You've all experienced the suck in the middle of a grueling workout and know how it can be difficult to focus on the task at hand when all you're trying to do is ignore the pain and get one more rep. However, one of the important aspects of your training is understanding how to balance form vs. intensity. Generally speaking, we tend to gravitate towards ensuring proper form, especially on repetitive movements that are low percentages of your 1RM. On the other hand, there comes a time on maximal lifts during which form can break down. In those cases, intensity (in an effort to find your max) can negatively affect ideal form and we get that.
Below is a good clip on the debate of form vs. intensity.
3 rounds for time of:
10 KB Swings (70/53)
10 Squats w/ KB in rack position (right)
25 yard farmer walk with KB in rack position (right)
10 KB Swings10 Squats w/ KB in rack position (left)
25 yard farmer walk with KB in rack position (left)
*rest 45 seconds between rounds
Posted by Zareh.
I had a student email me the other day and comment on a recent workout not being hard enough. I found the email interesting because of the perspective of the student and because the email had an unspoken question that needs answering.
First, as you become more experienced with CrossFit, better conditioned, and more fit overall, you'll find that you have certain strengths and weaknesses. These strengths and weaknesses might correspond with a specific movement, an entire modal domain (e.g. gymnastics, weightlifting, or conditioning), or even a certain time domain (e.g. shorter workout vs. longer workouts). That's a normal part of the process and I found it interesting that the student commented on the workout not being difficult enough rather than his own improvement in the primary movement of that workout. Guess what: if you a squat enough, you're going to get pretty good at it!
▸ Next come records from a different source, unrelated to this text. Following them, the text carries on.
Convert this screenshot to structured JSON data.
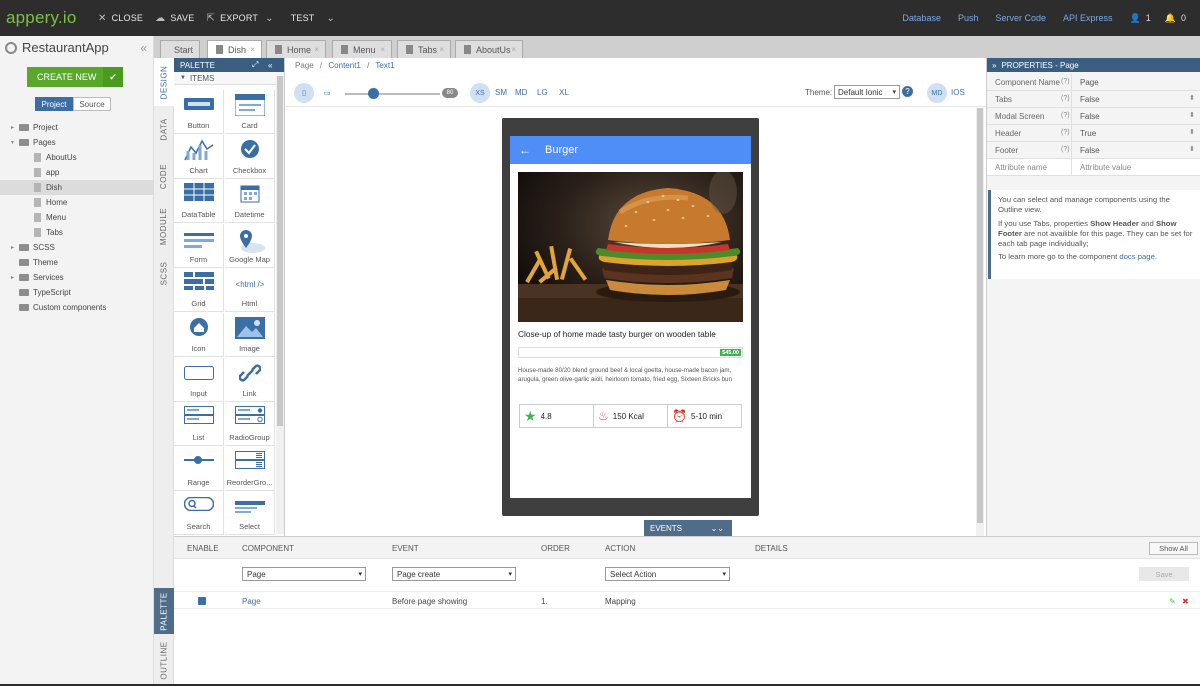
{
  "topbar": {
    "logo_main": "appery",
    "logo_ext": ".io",
    "close": "CLOSE",
    "save": "SAVE",
    "export": "EXPORT",
    "test": "TEST",
    "links": [
      "Database",
      "Push",
      "Server Code",
      "API Express"
    ],
    "user_count": "1",
    "notif_count": "0",
    "link_color": "#7aa9e6"
  },
  "project": {
    "name": "RestaurantApp",
    "create_new": "CREATE NEW",
    "tabs": [
      "Project",
      "Source"
    ],
    "tree": [
      {
        "label": "Project",
        "type": "folder",
        "level": 0,
        "expandable": true
      },
      {
        "label": "Pages",
        "type": "folder",
        "level": 0,
        "expanded": true
      },
      {
        "label": "AboutUs",
        "type": "page",
        "level": 1
      },
      {
        "label": "app",
        "type": "page",
        "level": 1
      },
      {
        "label": "Dish",
        "type": "page",
        "level": 1,
        "selected": true
      },
      {
        "label": "Home",
        "type": "page",
        "level": 1
      },
      {
        "label": "Menu",
        "type": "page",
        "level": 1
      },
      {
        "label": "Tabs",
        "type": "page",
        "level": 1
      },
      {
        "label": "SCSS",
        "type": "folder",
        "level": 0,
        "expandable": true
      },
      {
        "label": "Theme",
        "type": "folder",
        "level": 0
      },
      {
        "label": "Services",
        "type": "folder",
        "level": 0,
        "expandable": true
      },
      {
        "label": "TypeScript",
        "type": "folder",
        "level": 0
      },
      {
        "label": "Custom components",
        "type": "folder",
        "level": 0
      }
    ]
  },
  "side_tabs": [
    "DESIGN",
    "DATA",
    "CODE",
    "MODULE",
    "SCSS",
    "PALETTE",
    "OUTLINE"
  ],
  "editor_tabs": [
    "Start",
    "Dish",
    "Home",
    "Menu",
    "Tabs",
    "AboutUs"
  ],
  "palette": {
    "title": "PALETTE",
    "section": "ITEMS",
    "items": [
      "Button",
      "Card",
      "Chart",
      "Checkbox",
      "DataTable",
      "Datetime",
      "Form",
      "Google Map",
      "Grid",
      "Html",
      "Icon",
      "Image",
      "Input",
      "Link",
      "List",
      "RadioGroup",
      "Range",
      "ReorderGro...",
      "Search",
      "Select"
    ]
  },
  "canvas": {
    "breadcrumb": [
      "Page",
      "Content1",
      "Text1"
    ],
    "slider_value": "80",
    "breakpoints": [
      "XS",
      "SM",
      "MD",
      "LG",
      "XL"
    ],
    "theme_label": "Theme:",
    "theme_value": "Default Ionic",
    "platform": [
      "MD",
      "IOS"
    ],
    "events_tab": "EVENTS"
  },
  "app_screen": {
    "header_title": "Burger",
    "title": "Close-up of home made tasty burger on wooden table",
    "price": "$45.00",
    "description": "House-made 80/20 blend ground beef & local goetta, house-made bacon jam, arugula, green olive-garlic aioli, heirloom tomato, fried egg, Sixteen Bricks bun",
    "rating": "4.8",
    "calories": "150 Kcal",
    "time": "5-10 min",
    "header_color": "#4f8ef7"
  },
  "properties": {
    "title": "PROPERTIES - Page",
    "rows": [
      {
        "key": "Component Name",
        "value": "Page"
      },
      {
        "key": "Tabs",
        "value": "False"
      },
      {
        "key": "Modal Screen",
        "value": "False"
      },
      {
        "key": "Header",
        "value": "True"
      },
      {
        "key": "Footer",
        "value": "False"
      }
    ],
    "attr_name": "Attribute name",
    "attr_value": "Attribute value",
    "info1": "You can select and manage components using the Outline view.",
    "info2a": "If you use Tabs, properties ",
    "info2b": "Show Header",
    "info2c": " and ",
    "info2d": "Show Footer",
    "info2e": " are not availible for this page. They can be set for each tab page individually;",
    "info3a": "To learn more go to the component ",
    "info3b": "docs page",
    "info3c": "."
  },
  "events": {
    "columns": [
      "ENABLE",
      "COMPONENT",
      "EVENT",
      "ORDER",
      "ACTION",
      "DETAILS"
    ],
    "show_all": "Show All",
    "component_select": "Page",
    "event_select": "Page create",
    "action_select": "Select Action",
    "save": "Save",
    "row": {
      "component": "Page",
      "event": "Before page showing",
      "order": "1.",
      "action": "Mapping"
    }
  }
}
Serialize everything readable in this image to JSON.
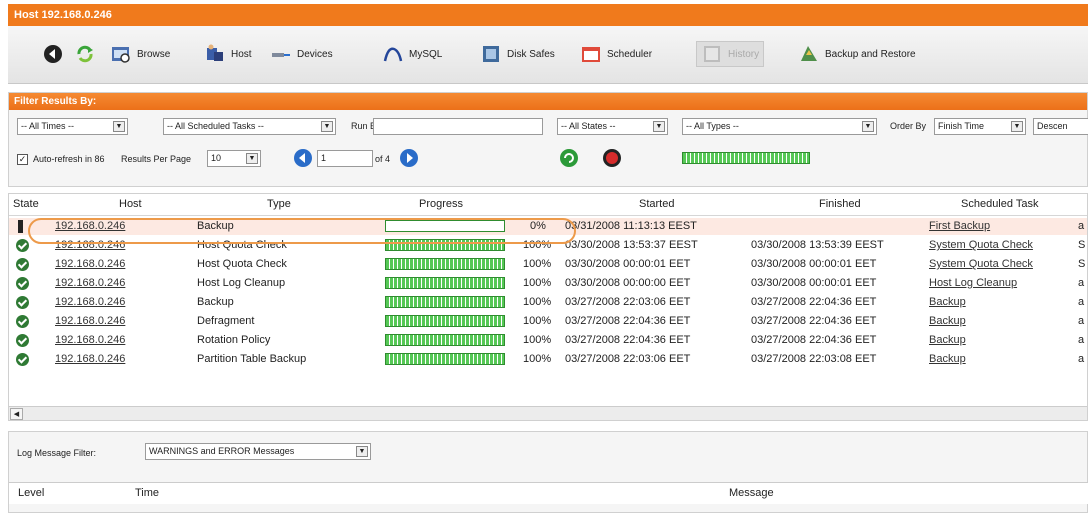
{
  "window": {
    "title": "Host 192.168.0.246"
  },
  "toolbar": {
    "browse": "Browse",
    "host": "Host",
    "devices": "Devices",
    "mysql": "MySQL",
    "disk_safes": "Disk Safes",
    "scheduler": "Scheduler",
    "history": "History",
    "backup_restore": "Backup and Restore"
  },
  "filter": {
    "heading": "Filter Results By:",
    "times": "-- All Times --",
    "scheduled_tasks": "-- All Scheduled Tasks --",
    "run_by_label": "Run By",
    "run_by_value": "",
    "states": "-- All States --",
    "types": "-- All Types --",
    "order_by_label": "Order By",
    "order_by_value": "Finish Time",
    "order_dir": "Descen",
    "auto_refresh": "Auto-refresh in 86",
    "auto_refresh_checked": true,
    "results_per_page_label": "Results Per Page",
    "results_per_page": "10",
    "page_value": "1",
    "page_of": "of 4"
  },
  "results": {
    "headers": {
      "state": "State",
      "host": "Host",
      "type": "Type",
      "progress": "Progress",
      "started": "Started",
      "finished": "Finished",
      "scheduled_task": "Scheduled Task"
    },
    "rows": [
      {
        "state": "running",
        "host": "192.168.0.246",
        "type": "Backup",
        "progress": 0,
        "progress_text": "0%",
        "started": "03/31/2008 11:13:13 EEST",
        "finished": "",
        "task": "First Backup",
        "extra": "a"
      },
      {
        "state": "ok",
        "host": "192.168.0.246",
        "type": "Host Quota Check",
        "progress": 100,
        "progress_text": "100%",
        "started": "03/30/2008 13:53:37 EEST",
        "finished": "03/30/2008 13:53:39 EEST",
        "task": "System Quota Check",
        "extra": "S"
      },
      {
        "state": "ok",
        "host": "192.168.0.246",
        "type": "Host Quota Check",
        "progress": 100,
        "progress_text": "100%",
        "started": "03/30/2008 00:00:01 EET",
        "finished": "03/30/2008 00:00:01 EET",
        "task": "System Quota Check",
        "extra": "S"
      },
      {
        "state": "ok",
        "host": "192.168.0.246",
        "type": "Host Log Cleanup",
        "progress": 100,
        "progress_text": "100%",
        "started": "03/30/2008 00:00:00 EET",
        "finished": "03/30/2008 00:00:01 EET",
        "task": "Host Log Cleanup",
        "extra": "a"
      },
      {
        "state": "ok",
        "host": "192.168.0.246",
        "type": "Backup",
        "progress": 100,
        "progress_text": "100%",
        "started": "03/27/2008 22:03:06 EET",
        "finished": "03/27/2008 22:04:36 EET",
        "task": "Backup",
        "extra": "a"
      },
      {
        "state": "ok",
        "host": "192.168.0.246",
        "type": "Defragment",
        "progress": 100,
        "progress_text": "100%",
        "started": "03/27/2008 22:04:36 EET",
        "finished": "03/27/2008 22:04:36 EET",
        "task": "Backup",
        "extra": "a"
      },
      {
        "state": "ok",
        "host": "192.168.0.246",
        "type": "Rotation Policy",
        "progress": 100,
        "progress_text": "100%",
        "started": "03/27/2008 22:04:36 EET",
        "finished": "03/27/2008 22:04:36 EET",
        "task": "Backup",
        "extra": "a"
      },
      {
        "state": "ok",
        "host": "192.168.0.246",
        "type": "Partition Table Backup",
        "progress": 100,
        "progress_text": "100%",
        "started": "03/27/2008 22:03:06 EET",
        "finished": "03/27/2008 22:03:08 EET",
        "task": "Backup",
        "extra": "a"
      }
    ]
  },
  "log": {
    "filter_label": "Log Message Filter:",
    "filter_value": "WARNINGS and ERROR Messages",
    "headers": {
      "level": "Level",
      "time": "Time",
      "message": "Message"
    }
  },
  "colors": {
    "accent": "#f07a1c",
    "progress": "#56c856",
    "ok": "#2f7a34",
    "highlight_row": "#fde9e2"
  }
}
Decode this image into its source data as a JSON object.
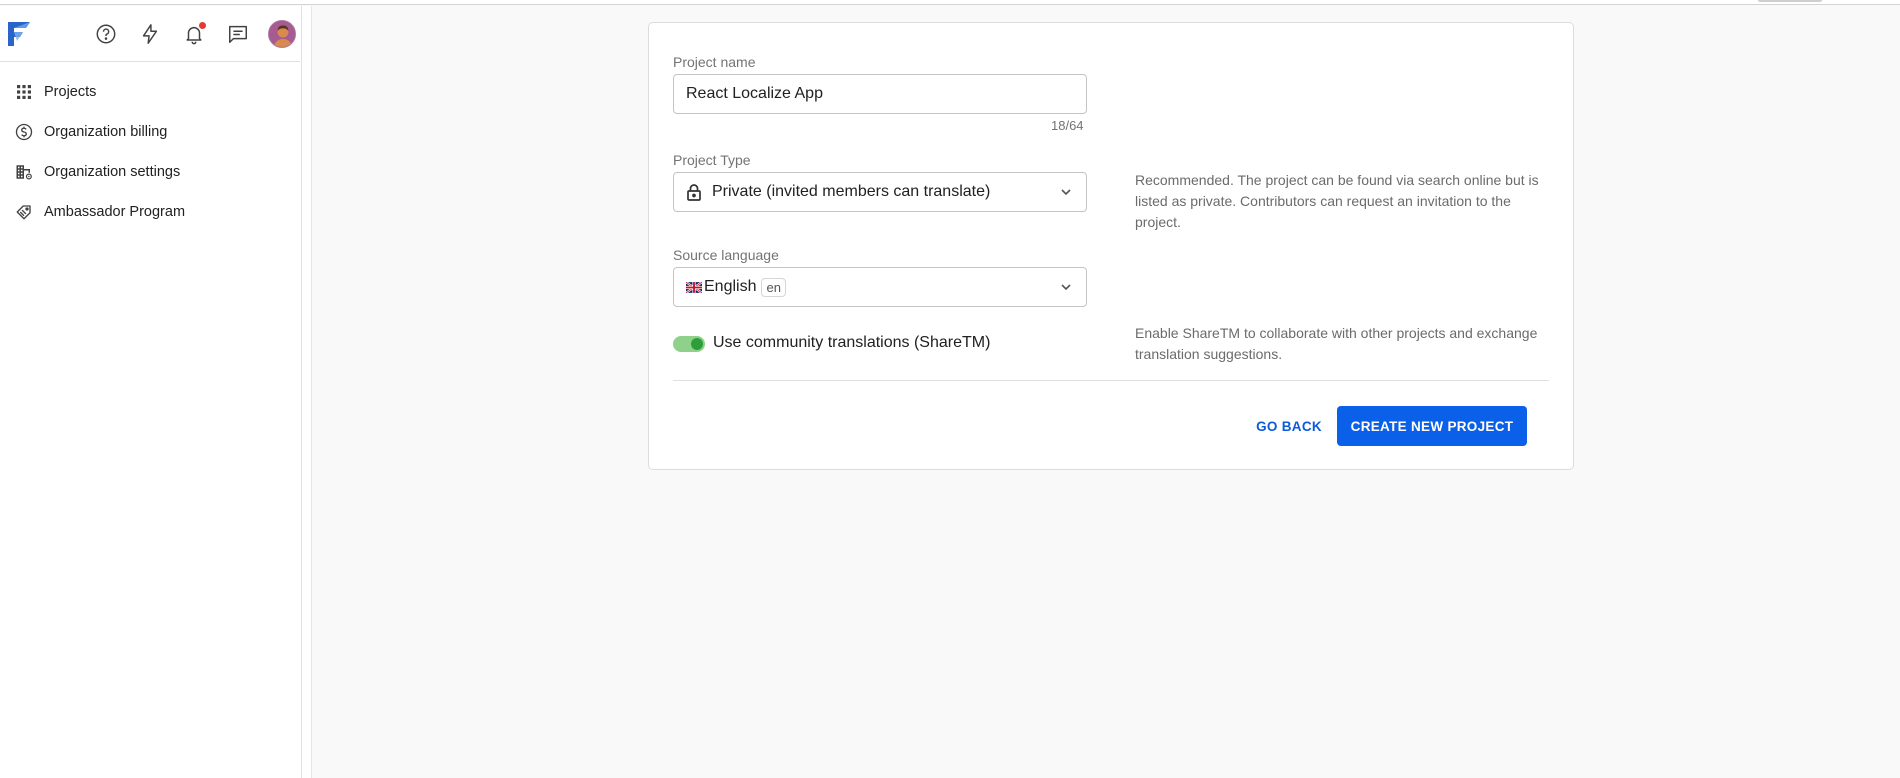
{
  "sidebar": {
    "header_icons": {
      "logo": "app-logo",
      "help": "help-circle-icon",
      "activity": "lightning-icon",
      "notifications": "bell-icon",
      "messages": "chat-icon",
      "has_unread_notifications": true
    },
    "items": [
      {
        "label": "Projects",
        "icon": "grid-icon"
      },
      {
        "label": "Organization billing",
        "icon": "dollar-circle-icon"
      },
      {
        "label": "Organization settings",
        "icon": "building-gear-icon"
      },
      {
        "label": "Ambassador Program",
        "icon": "tag-hand-icon"
      }
    ]
  },
  "form": {
    "project_name": {
      "label": "Project name",
      "value": "React Localize App",
      "counter": "18/64"
    },
    "project_type": {
      "label": "Project Type",
      "value": "Private (invited members can translate)",
      "icon": "lock-icon",
      "helper": "Recommended. The project can be found via search online but is listed as private. Contributors can request an invitation to the project."
    },
    "source_language": {
      "label": "Source language",
      "value": "English",
      "code": "en",
      "flag": "uk-flag-icon"
    },
    "community": {
      "label": "Use community translations (ShareTM)",
      "enabled": true,
      "helper": "Enable ShareTM to collaborate with other projects and exchange translation suggestions."
    },
    "actions": {
      "back_label": "GO BACK",
      "create_label": "CREATE NEW PROJECT"
    }
  },
  "colors": {
    "primary": "#0a60e8",
    "link": "#0d5bd8",
    "toggle_on": "#2e9e3a",
    "notification": "#e53935"
  }
}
Next comes the unspoken question: is every workout here at CrossFit 818 supposed to kick your ass and leave you quivering in a puddle of your own sweat??? Hell no. We're not here to torture you (although at times, you might feel that way!) We're here to train you, and to that end we program our workouts to help you achieve the level of fitness we promised you when you first walked through that door. Sometimes that means having workouts or even entire weeks that aren't as 'tough' as you might be accustomed to.
As always, don't hesitate to ask us a question if you have one!
AMRAP 8 minutes
10 goblet squats
10 half inverted burpees
10 jump touches
rest 2 minutes
AMRAP 6 minutes
8 goblet squats
8 half inverted burpees
8 jump touches
rest 1 minute
AMRAP 4 minutes
6 goblet squats
6 half inverted burpees
6 jump touches
Posted by Zareh.
Most of you have heard my thoughts in class about form and intensity. Different CrossFit gyms and coaches have different approaches to this topic, but I wanted to reiterate my view on this important issue:
Sacrificing form for intensity is generally not a wise long-term investment in your health and fitness. Yes, you have seen CrossFit videos where clean & jerks become "ground to overhead" any way or times when CrossFitters are just doing everything they can to get their bodies from point a to point b as required by the WoD. I want to be clear: there are times when I personally sacrifice some form for intensity. This tends to happen on movements in which the risk of injury due to slight form degradation does not outweigh the benefits of going faster/harder. Deadlifts, weighted squats, and the olympic weightlifting movements (to name a few) are NOT where I make up time during workouts by sacrificing form, because I know that the increased risk of injury from form breakdown is significant.
"Check your ego at the door!" If you feel like you're not comfortable maintaining form for the number of reps necessary to complete the workout, then by all means take weight off the bar! I would rather you finish the workout faster, with a lighter weight than risk injury because you wanted to finish the workout prescribed.
Are you going to injure yourself the second your form breaks down? Nope. But if you keep walking that edge too closely, don't be surprised if you eventually fall off! As always, if in doubt ask your coaches.
AMRAP 7 minutes
10 Burpee Deadlift
Posted by Zareh.